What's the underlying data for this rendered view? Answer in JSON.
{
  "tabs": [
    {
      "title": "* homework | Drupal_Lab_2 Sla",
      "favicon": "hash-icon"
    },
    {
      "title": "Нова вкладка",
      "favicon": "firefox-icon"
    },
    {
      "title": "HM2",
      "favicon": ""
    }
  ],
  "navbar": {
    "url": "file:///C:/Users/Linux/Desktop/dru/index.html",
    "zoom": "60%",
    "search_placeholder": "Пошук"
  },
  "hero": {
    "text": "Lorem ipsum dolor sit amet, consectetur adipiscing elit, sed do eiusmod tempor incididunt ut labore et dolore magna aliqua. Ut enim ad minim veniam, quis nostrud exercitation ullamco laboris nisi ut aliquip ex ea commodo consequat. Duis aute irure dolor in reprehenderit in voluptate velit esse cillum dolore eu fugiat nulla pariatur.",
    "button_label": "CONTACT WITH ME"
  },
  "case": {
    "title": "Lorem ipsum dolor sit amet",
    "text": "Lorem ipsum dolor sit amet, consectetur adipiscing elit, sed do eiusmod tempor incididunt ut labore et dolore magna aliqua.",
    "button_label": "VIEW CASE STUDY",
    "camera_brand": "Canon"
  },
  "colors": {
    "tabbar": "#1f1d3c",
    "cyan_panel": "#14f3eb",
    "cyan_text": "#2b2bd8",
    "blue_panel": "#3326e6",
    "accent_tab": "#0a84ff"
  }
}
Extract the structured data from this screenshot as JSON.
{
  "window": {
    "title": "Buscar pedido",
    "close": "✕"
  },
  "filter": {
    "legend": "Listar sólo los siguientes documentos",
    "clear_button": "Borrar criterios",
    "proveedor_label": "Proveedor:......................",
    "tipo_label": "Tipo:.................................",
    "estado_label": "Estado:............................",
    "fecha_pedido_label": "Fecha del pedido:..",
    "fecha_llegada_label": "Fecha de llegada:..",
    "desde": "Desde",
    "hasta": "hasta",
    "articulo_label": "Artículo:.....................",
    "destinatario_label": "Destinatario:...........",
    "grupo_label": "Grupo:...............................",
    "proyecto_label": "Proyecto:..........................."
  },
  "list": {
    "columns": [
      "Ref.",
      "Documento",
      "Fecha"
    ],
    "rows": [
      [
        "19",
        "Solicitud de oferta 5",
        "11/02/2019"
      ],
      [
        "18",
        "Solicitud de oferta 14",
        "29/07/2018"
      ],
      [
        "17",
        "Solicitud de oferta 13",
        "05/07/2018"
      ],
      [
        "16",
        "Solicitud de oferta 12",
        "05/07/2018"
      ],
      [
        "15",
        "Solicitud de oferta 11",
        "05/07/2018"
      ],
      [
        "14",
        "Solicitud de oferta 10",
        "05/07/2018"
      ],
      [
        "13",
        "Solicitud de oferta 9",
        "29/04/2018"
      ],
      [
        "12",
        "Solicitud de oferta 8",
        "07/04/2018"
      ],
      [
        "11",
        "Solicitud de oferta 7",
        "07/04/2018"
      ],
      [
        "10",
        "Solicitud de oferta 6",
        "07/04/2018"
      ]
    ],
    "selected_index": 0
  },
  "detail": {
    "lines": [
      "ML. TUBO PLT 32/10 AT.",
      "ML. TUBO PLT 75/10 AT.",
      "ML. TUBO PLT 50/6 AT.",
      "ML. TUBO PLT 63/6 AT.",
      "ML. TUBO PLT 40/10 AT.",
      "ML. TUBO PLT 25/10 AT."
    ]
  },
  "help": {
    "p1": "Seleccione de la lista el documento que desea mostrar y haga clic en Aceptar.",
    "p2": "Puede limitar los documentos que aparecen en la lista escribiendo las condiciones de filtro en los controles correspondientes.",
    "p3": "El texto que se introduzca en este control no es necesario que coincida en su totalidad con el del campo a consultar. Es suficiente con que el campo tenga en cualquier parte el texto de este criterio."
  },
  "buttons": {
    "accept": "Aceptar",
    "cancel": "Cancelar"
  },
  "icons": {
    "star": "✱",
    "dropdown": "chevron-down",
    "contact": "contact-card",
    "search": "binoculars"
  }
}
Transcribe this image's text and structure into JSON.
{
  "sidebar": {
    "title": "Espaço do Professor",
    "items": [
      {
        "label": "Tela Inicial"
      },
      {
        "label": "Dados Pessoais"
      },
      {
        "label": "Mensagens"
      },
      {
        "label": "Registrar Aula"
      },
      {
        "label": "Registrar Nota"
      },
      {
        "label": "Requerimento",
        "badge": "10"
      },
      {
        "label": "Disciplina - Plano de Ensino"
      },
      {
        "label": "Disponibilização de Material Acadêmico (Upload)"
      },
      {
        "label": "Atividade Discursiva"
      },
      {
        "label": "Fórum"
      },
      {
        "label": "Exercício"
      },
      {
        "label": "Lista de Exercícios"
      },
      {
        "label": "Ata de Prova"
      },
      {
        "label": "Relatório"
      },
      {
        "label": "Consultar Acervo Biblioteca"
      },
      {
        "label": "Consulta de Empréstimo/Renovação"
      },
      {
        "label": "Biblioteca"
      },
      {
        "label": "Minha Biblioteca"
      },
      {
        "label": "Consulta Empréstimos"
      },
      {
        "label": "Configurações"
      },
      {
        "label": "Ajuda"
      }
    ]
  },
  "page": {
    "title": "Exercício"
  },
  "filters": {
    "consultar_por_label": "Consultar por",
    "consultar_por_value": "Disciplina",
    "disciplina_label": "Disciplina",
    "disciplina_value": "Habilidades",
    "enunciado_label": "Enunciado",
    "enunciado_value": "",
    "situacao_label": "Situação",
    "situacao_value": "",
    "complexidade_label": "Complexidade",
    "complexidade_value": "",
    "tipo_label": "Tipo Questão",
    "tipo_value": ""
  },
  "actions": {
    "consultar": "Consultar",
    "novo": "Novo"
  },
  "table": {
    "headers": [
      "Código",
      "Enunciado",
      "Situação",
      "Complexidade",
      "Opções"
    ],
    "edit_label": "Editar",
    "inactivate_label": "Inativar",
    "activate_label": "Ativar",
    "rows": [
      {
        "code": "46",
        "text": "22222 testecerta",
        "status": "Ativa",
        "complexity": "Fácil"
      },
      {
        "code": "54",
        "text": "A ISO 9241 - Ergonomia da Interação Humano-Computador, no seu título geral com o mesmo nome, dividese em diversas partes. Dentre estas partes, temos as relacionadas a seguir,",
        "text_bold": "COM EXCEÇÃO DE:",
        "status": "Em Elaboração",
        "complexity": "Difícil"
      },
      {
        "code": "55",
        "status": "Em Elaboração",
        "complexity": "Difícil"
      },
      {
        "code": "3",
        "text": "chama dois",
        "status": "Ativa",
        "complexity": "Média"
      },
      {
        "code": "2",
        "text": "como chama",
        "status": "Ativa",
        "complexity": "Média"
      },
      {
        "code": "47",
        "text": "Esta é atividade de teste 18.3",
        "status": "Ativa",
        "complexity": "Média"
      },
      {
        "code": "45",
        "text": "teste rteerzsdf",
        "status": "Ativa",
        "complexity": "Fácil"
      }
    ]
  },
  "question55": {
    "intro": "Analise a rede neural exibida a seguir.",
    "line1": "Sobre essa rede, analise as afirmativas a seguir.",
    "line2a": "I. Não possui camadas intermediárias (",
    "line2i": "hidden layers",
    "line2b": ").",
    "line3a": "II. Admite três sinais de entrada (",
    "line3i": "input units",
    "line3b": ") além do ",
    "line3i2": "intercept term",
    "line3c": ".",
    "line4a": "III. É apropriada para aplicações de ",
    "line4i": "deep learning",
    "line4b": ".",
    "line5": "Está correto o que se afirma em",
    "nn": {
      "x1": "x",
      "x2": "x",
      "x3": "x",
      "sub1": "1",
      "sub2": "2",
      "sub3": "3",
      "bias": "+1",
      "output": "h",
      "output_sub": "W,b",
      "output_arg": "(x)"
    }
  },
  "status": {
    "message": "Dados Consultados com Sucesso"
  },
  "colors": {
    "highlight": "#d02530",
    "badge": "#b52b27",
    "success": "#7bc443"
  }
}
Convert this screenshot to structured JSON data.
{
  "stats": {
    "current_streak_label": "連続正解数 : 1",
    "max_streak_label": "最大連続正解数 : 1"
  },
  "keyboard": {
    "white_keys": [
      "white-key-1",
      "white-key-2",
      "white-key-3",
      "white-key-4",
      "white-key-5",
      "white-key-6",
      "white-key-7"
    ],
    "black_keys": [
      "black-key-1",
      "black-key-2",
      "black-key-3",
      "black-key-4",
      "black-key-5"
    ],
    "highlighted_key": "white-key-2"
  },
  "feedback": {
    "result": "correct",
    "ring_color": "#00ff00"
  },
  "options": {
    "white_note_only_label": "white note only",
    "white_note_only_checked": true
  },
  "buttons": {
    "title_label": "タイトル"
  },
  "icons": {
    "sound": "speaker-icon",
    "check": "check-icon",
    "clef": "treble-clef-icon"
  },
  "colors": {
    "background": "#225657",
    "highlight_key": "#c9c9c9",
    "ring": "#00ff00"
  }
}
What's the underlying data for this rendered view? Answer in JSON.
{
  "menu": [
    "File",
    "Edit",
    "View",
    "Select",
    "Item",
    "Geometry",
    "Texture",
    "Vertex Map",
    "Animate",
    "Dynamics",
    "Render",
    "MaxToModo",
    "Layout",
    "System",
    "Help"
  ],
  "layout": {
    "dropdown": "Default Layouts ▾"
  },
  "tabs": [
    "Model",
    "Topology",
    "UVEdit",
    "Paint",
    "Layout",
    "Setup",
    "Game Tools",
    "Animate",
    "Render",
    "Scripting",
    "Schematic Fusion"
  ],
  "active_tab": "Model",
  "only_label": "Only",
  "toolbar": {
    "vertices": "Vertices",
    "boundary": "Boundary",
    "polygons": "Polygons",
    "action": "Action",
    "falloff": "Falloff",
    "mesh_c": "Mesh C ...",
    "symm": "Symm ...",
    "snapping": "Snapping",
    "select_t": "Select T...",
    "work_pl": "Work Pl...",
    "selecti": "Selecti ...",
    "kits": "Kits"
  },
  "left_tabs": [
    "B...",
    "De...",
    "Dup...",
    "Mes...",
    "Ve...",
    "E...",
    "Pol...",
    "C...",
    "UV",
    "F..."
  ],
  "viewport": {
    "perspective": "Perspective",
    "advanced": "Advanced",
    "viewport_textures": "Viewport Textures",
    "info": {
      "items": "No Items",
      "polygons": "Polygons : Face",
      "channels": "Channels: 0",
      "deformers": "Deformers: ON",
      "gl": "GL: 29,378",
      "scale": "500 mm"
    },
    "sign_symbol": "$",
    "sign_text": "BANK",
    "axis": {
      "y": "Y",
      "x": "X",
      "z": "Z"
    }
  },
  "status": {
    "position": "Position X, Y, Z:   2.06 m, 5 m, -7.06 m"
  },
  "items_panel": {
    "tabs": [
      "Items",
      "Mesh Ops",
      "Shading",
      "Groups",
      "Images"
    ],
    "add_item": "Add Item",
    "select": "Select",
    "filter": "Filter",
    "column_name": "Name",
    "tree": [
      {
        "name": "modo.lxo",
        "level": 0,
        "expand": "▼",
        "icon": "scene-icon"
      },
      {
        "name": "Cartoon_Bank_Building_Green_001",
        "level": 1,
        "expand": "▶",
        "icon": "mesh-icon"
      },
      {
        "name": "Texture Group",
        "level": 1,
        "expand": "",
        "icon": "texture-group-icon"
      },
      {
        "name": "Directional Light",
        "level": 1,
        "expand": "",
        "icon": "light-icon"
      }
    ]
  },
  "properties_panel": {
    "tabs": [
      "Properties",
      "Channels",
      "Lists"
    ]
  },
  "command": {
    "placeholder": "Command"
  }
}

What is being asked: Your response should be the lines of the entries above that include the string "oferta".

Answer to this task:
        "Solicitud de oferta 5",
        "Solicitud de oferta 14",
        "Solicitud de oferta 13",
        "Solicitud de oferta 12",
        "Solicitud de oferta 11",
        "Solicitud de oferta 10",
        "Solicitud de oferta 9",
        "Solicitud de oferta 8",
        "Solicitud de oferta 7",
        "Solicitud de oferta 6",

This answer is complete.